ACTIVITY: Show, from the entries below, every line in which "actor" appears.

DATASET Block Start

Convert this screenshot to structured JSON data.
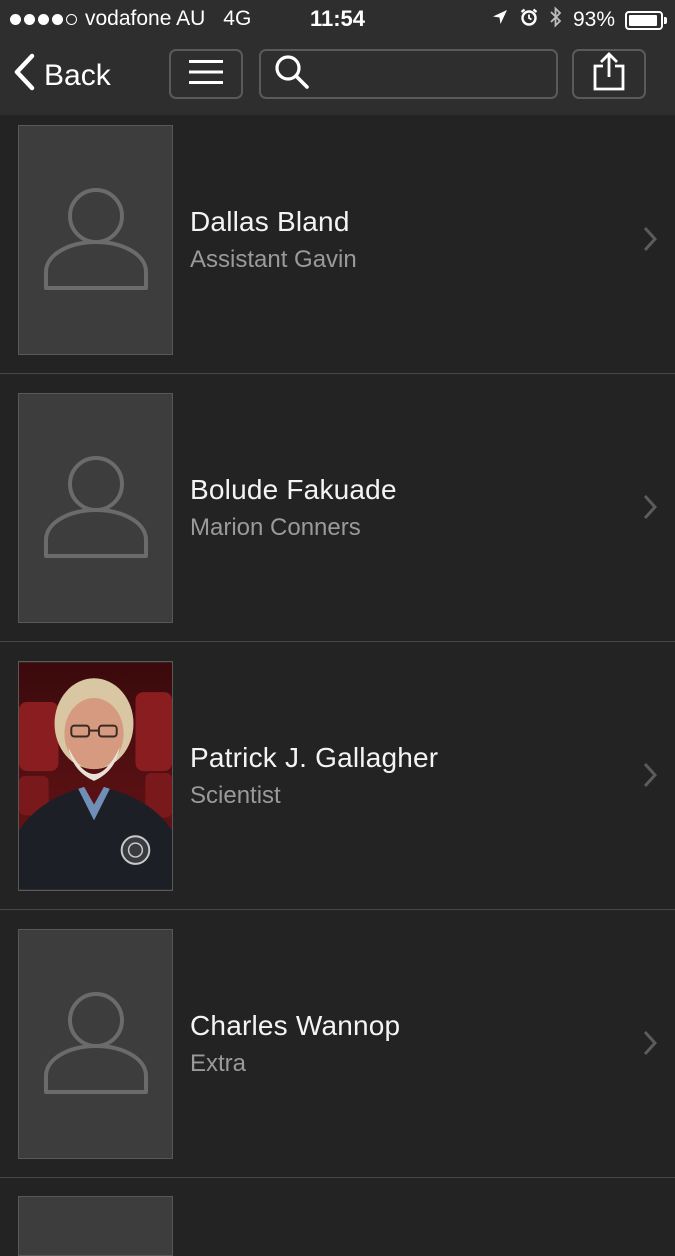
{
  "status_bar": {
    "carrier": "vodafone AU",
    "network": "4G",
    "time": "11:54",
    "battery_percent": "93%",
    "battery_level": 0.93,
    "signal_bars_filled": 4,
    "signal_bars_total": 5
  },
  "nav": {
    "back_label": "Back",
    "search_placeholder": ""
  },
  "colors": {
    "background": "#232323",
    "bar_background": "#2e2e2e",
    "name_text": "#f4f4f4",
    "role_text": "#9a9a9a",
    "placeholder_tile": "#3d3d3d"
  },
  "cast": [
    {
      "actor": "Dallas Bland",
      "role": "Assistant Gavin",
      "photo": "placeholder-person-icon"
    },
    {
      "actor": "Bolude Fakuade",
      "role": "Marion Conners",
      "photo": "placeholder-person-icon"
    },
    {
      "actor": "Patrick J. Gallagher",
      "role": "Scientist",
      "photo": "actor-photo"
    },
    {
      "actor": "Charles Wannop",
      "role": "Extra",
      "photo": "placeholder-person-icon"
    }
  ]
}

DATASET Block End

ANSWER BOX:
      "actor": "Dallas Bland",
      "actor": "Bolude Fakuade",
      "actor": "Patrick J. Gallagher",
      "photo": "actor-photo"
      "actor": "Charles Wannop",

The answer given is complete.